Landslide Lake caught the face of one the Island’s tallest mountains when a magnitude-7.3 earthquake shook it loose in 1946.
“The northeast slope of (Mount) Colonel Foster fractured off and fell into the lake. And the lake subsequently had a tsunami, or a big wave, that hurdled down the whole valley and took a whole bunch of trees or vegetation with it,” said Marlene Smith, co-founder of Friends of Strathcona Park.
Today, hikers can climb up the smooth rock face left by the wave’s path to reach the lake’s icy, teal waters.
Vancouver Island is well known for its coastal trails, but the alpine peaks and mountain valleys at its centre are also lined with day and overnight hikes in Strathcona Park, British Columbia’s oldest provincial park.
The journey to Landslide Lake begins at the Elk River Trailhead off Highway 28, between Campbell River and Gold River.
Hikers can stop at the nearby volunteer-run Strathcona Wilderness Institute for information about the park.

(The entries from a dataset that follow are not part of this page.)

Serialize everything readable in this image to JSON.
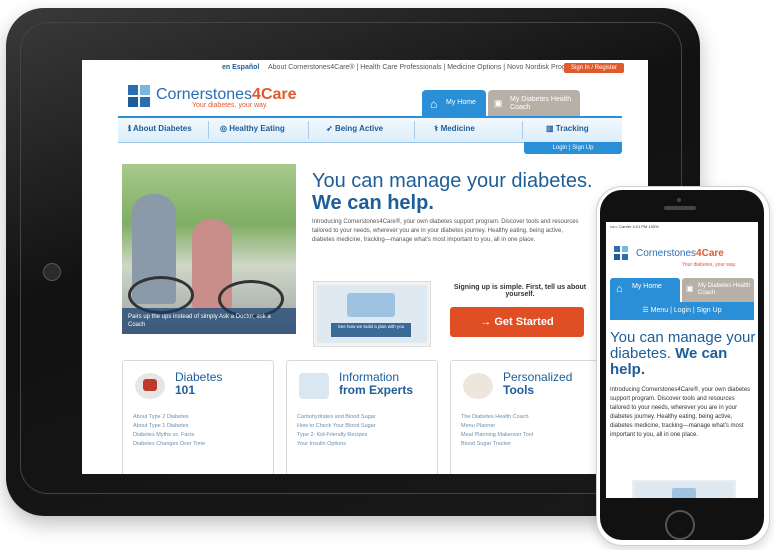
{
  "tablet": {
    "topbar": {
      "lang": "en Español",
      "links": "About Cornerstones4Care® | Health Care Professionals | Medicine Options | Novo Nordisk Programs",
      "signup": "Sign In / Register"
    },
    "logo": {
      "prefix": "Cornerstones",
      "highlight": "4Care",
      "tagline": "Your diabetes, your way."
    },
    "tabs": {
      "home": "My Home",
      "coach": "My Diabetes Health Coach"
    },
    "nav": [
      "About Diabetes",
      "Healthy Eating",
      "Being Active",
      "Medicine",
      "Tracking"
    ],
    "login_bar": "Login | Sign Up",
    "hero": {
      "title_a": "You can manage your diabetes.",
      "title_b": "We can help.",
      "body": "Introducing Cornerstones4Care®, your own diabetes support program. Discover tools and resources tailored to your needs, wherever you are in your diabetes journey. Healthy eating, being active, diabetes medicine, tracking—manage what's most important to you, all in one place.",
      "photo_caption": "Pairs up the ups instead of simply Ask a Doctor, ask a Coach",
      "video_caption": "See how we build a plan with you",
      "signup_note": "Signing up is simple. First, tell us about yourself.",
      "cta": "→  Get Started"
    },
    "cards": [
      {
        "title_a": "Diabetes",
        "title_b": "101",
        "items": [
          "About Type 2 Diabetes",
          "About Type 1 Diabetes",
          "Diabetes Myths vs. Facts",
          "Diabetes Changes Over Time"
        ]
      },
      {
        "title_a": "Information",
        "title_b": "from Experts",
        "items": [
          "Carbohydrates and Blood Sugar",
          "How to Check Your Blood Sugar",
          "Type 2: Kid-Friendly Recipes",
          "Your Insulin Options"
        ]
      },
      {
        "title_a": "Personalized",
        "title_b": "Tools",
        "items": [
          "The Diabetes Health Coach",
          "Menu Planner",
          "Meal Planning Makeover Tool",
          "Blood Sugar Tracker"
        ]
      }
    ]
  },
  "phone": {
    "status": "••••○ Carrier   4:21 PM   100%",
    "logo": {
      "prefix": "Cornerstones",
      "highlight": "4Care",
      "tagline": "Your diabetes, your way."
    },
    "tabs": {
      "home": "My Home",
      "coach": "My Diabetes Health Coach"
    },
    "menu": "☰  Menu | Login | Sign Up",
    "title_a": "You can manage your diabetes.",
    "title_b": "We can help.",
    "body": "Introducing Cornerstones4Care®, your own diabetes support program. Discover tools and resources tailored to your needs, wherever you are in your diabetes journey. Healthy eating, being active, diabetes medicine, tracking—manage what's most important to you, all in one place."
  },
  "colors": {
    "brand_blue": "#2a8fd6",
    "brand_dark": "#1d5e98",
    "accent_orange": "#e04e24",
    "logo_squares": [
      "#2a6db5",
      "#7bb6e0",
      "#1d5e98",
      "#2a6db5"
    ]
  }
}
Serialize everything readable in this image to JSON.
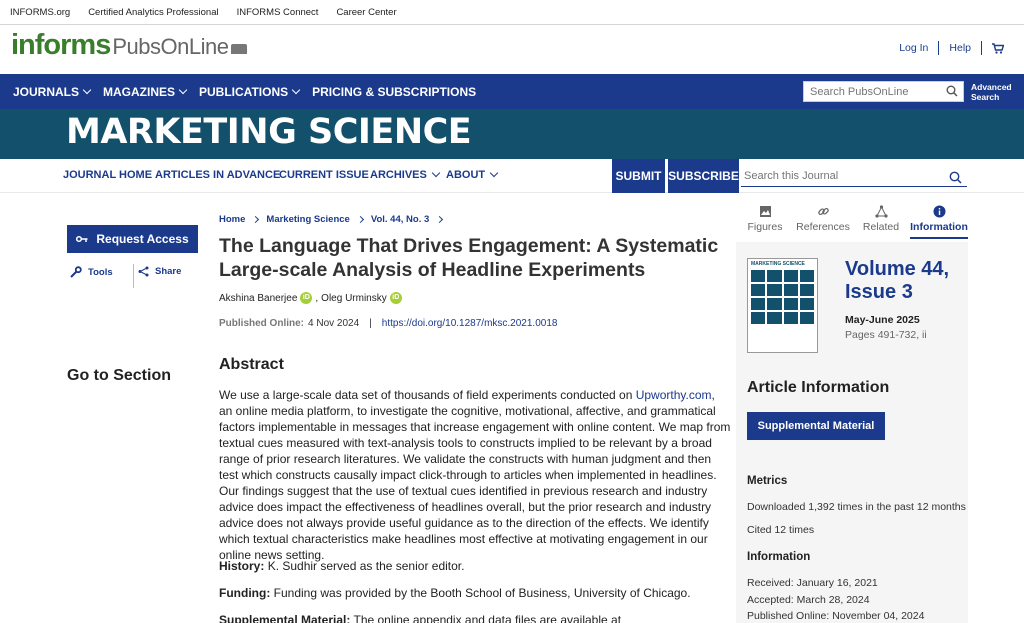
{
  "utility_links": [
    "INFORMS.org",
    "Certified Analytics Professional",
    "INFORMS Connect",
    "Career Center"
  ],
  "logo": {
    "informs": "informs",
    "pubsonline": "PubsOnLine"
  },
  "user_nav": {
    "login": "Log In",
    "help": "Help"
  },
  "main_nav": {
    "items": [
      {
        "label": "JOURNALS"
      },
      {
        "label": "MAGAZINES"
      },
      {
        "label": "PUBLICATIONS"
      },
      {
        "label": "PRICING & SUBSCRIPTIONS"
      }
    ],
    "search_placeholder": "Search PubsOnLine",
    "advanced_search": "Advanced Search"
  },
  "journal": {
    "title": "MARKETING SCIENCE",
    "nav": {
      "journal_home": "JOURNAL HOME",
      "articles_in_advance": "ARTICLES IN ADVANCE",
      "current_issue": "CURRENT ISSUE",
      "archives": "ARCHIVES",
      "about": "ABOUT",
      "submit": "SUBMIT",
      "subscribe": "SUBSCRIBE",
      "search_placeholder": "Search this Journal"
    }
  },
  "left": {
    "request_access": "Request Access",
    "tools": "Tools",
    "share": "Share",
    "go_to_section": "Go to Section"
  },
  "breadcrumb": [
    "Home",
    "Marketing Science",
    "Vol. 44, No. 3"
  ],
  "article": {
    "title": "The Language That Drives Engagement: A Systematic Large-scale Analysis of Headline Experiments",
    "authors": [
      "Akshina Banerjee",
      "Oleg Urminsky"
    ],
    "published_label": "Published Online:",
    "published_date": "4 Nov 2024",
    "doi": "https://doi.org/10.1287/mksc.2021.0018",
    "abstract_heading": "Abstract",
    "abstract_pre": "We use a large-scale data set of thousands of field experiments conducted on ",
    "abstract_link": "Upworthy.com",
    "abstract_post": ", an online media platform, to investigate the cognitive, motivational, affective, and grammatical factors implementable in messages that increase engagement with online content. We map from textual cues measured with text-analysis tools to constructs implied to be relevant by a broad range of prior research literatures. We validate the constructs with human judgment and then test which constructs causally impact click-through to articles when implemented in headlines. Our findings suggest that the use of textual cues identified in previous research and industry advice does impact the effectiveness of headlines overall, but the prior research and industry advice does not always provide useful guidance as to the direction of the effects. We identify which textual characteristics make headlines most effective at motivating engagement in our online news setting.",
    "history_label": "History:",
    "history": "K. Sudhir served as the senior editor.",
    "funding_label": "Funding:",
    "funding": "Funding was provided by the Booth School of Business, University of Chicago.",
    "supp_label": "Supplemental Material:",
    "supp": "The online appendix and data files are available at"
  },
  "sidebar": {
    "tabs": [
      "Figures",
      "References",
      "Related",
      "Information"
    ],
    "cover_title": "MARKETING SCIENCE",
    "volume": "Volume 44,",
    "issue": "Issue 3",
    "issue_date": "May-June 2025",
    "pages": "Pages 491-732, ii",
    "article_info": "Article Information",
    "supplemental_material": "Supplemental Material",
    "metrics_heading": "Metrics",
    "downloads": "Downloaded 1,392 times in the past 12 months",
    "cited": "Cited 12 times",
    "info_heading": "Information",
    "received": "Received: January 16, 2021",
    "accepted": "Accepted: March 28, 2024",
    "published_online": "Published Online: November 04, 2024"
  },
  "colors": {
    "nav_blue": "#1b3a8c",
    "banner_teal": "#12506b",
    "orcid_green": "#a6ce39",
    "logo_green": "#3a7d2c"
  }
}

While experienced hikers can do the 26-kilometre round trip hike in about nine hours, Smith recommends packing a tent and making it an overnight adventure. An average hiker will take four to six hours to reach the campsite, which is another hour or two from the lake.
“It’s a beautiful trail, which is hikeable for almost all ages, although you have to be reasonably fit, because it’s quite long,” Smith said.
From the trailhead, a wide path meanders through old-growth stands of Douglas fir, hemlock and cedar. The toughest parts of the trek are its first and last sections, with a total elevation rise of 600 metres.
The trail mostly parallels Elk River, which is prone to gush when there’s too much rain, snow or glacial melt. There is also an avalanche risk in winter and early spring.
That makes July and August — the driest months — best for a visit, although hikers often make their way through between late spring and early fall.
“Bridges and parts of the trail are prone to flood, so I always recommend people check to make sure it is not flooded, but accessible,” Smith said.
Matthew Lettington, president of Island Mountain Ramblers, also warned hikers to plan their trips before they start, since cellular and satellite reception is spotty in the park.
He first visited the trail about eight years ago.
“I was surprised how deep between the mountains we were. There are sections in there, still, where we’ll lose our GPS signals because the mountains are so tall. It’s called a ‘box canyon,'” Lettington said.
For those interested in extending the adventure, a more rugged trail along the eastern edge of Landslide Lake leads to another turquoise, glacial lake known colloquially as Berg Lake.
Little icebergs may float at the surface or it may be frozen over, depending on the time of year.
Ice caves also form along its edge, but enter at your own risk, as they’re prone to collapse.
“Those aren’t there every year. Sometimes you have heavy, heavy snow and hard winters that persist into September. Other years, there may be no snow accumulated in those place, so it’s always changing,” Lettington said.
If you go…
— A ferry from either Tsawwassen or Horseshoe Bay in the Lower Mainland will get you to Nanaimo. Head north on Highway 19 to Campbell River, then west on Highway 28 toward Gold River. Park at the Elk River Trailhead.
— Campsites are available at Butterwort Flats (six kilometres in) and the upper gravel bar campsite (nine kilometres in). No camping is available at Landslide Lake.
— For general information, stop at the Buttle Lake information hut, located 300 metres past the bridge for the Gold River turn off. Hours Vary. Contact Strathcona Park Wilderness Centre by phone at: (250) 897-1507.